--- DATASET EXCERPTS ---

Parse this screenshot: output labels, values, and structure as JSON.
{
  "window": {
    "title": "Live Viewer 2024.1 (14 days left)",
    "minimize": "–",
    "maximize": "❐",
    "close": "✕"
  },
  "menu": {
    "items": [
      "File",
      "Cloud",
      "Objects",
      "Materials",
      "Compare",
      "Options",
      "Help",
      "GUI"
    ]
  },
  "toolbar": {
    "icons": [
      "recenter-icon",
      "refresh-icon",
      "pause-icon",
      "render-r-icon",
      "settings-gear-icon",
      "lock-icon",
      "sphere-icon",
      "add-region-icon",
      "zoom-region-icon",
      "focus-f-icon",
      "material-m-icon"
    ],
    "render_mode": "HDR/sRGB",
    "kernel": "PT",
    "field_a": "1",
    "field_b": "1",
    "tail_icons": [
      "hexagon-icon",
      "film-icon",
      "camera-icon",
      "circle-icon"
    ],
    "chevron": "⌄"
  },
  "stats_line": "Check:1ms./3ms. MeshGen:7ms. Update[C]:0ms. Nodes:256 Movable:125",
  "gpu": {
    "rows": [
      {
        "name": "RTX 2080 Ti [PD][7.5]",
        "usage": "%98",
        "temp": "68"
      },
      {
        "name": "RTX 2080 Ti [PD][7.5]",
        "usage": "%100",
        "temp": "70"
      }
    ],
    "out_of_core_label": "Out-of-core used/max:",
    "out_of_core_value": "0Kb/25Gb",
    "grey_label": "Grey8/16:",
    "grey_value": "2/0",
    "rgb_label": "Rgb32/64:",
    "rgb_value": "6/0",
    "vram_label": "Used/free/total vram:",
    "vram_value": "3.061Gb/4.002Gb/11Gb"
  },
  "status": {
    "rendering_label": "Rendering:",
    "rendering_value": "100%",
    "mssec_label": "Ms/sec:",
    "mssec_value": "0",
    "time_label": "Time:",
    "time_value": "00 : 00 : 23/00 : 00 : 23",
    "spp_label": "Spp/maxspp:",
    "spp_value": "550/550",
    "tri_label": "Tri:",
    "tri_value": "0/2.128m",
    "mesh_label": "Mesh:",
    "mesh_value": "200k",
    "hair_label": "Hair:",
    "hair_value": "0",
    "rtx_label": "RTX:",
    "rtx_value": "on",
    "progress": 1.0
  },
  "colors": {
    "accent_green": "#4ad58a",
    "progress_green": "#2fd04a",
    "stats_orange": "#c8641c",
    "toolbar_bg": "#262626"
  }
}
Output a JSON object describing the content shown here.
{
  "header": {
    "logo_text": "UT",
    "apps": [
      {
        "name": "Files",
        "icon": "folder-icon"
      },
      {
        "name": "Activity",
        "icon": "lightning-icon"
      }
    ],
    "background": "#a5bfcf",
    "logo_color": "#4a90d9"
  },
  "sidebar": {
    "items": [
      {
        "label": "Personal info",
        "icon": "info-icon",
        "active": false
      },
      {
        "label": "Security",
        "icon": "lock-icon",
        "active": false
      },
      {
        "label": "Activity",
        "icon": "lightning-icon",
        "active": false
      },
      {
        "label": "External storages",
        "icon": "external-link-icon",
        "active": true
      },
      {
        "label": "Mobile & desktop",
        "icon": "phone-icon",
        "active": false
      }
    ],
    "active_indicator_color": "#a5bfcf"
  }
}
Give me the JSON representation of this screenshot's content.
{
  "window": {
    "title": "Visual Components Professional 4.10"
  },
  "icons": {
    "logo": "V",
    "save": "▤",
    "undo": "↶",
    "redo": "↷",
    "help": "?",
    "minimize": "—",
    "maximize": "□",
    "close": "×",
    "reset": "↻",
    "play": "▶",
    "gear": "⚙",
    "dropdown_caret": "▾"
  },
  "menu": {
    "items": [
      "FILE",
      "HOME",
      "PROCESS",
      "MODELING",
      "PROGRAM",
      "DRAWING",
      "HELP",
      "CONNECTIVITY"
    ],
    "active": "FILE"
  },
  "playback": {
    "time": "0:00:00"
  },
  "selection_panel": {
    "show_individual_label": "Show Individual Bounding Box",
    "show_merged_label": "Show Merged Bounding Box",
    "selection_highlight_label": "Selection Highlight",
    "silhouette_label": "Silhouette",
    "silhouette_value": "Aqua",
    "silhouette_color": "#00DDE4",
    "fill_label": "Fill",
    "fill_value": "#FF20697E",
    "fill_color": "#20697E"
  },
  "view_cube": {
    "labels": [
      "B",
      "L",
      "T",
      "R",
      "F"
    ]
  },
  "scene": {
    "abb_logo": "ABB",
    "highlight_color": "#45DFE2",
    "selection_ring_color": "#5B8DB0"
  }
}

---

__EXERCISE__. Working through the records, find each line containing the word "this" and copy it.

__RESPONSE TO THE EXERCISE__.
Parse this screenshot: output labels, values, and structure as JSON.
Give me the JSON representation of this screenshot's content.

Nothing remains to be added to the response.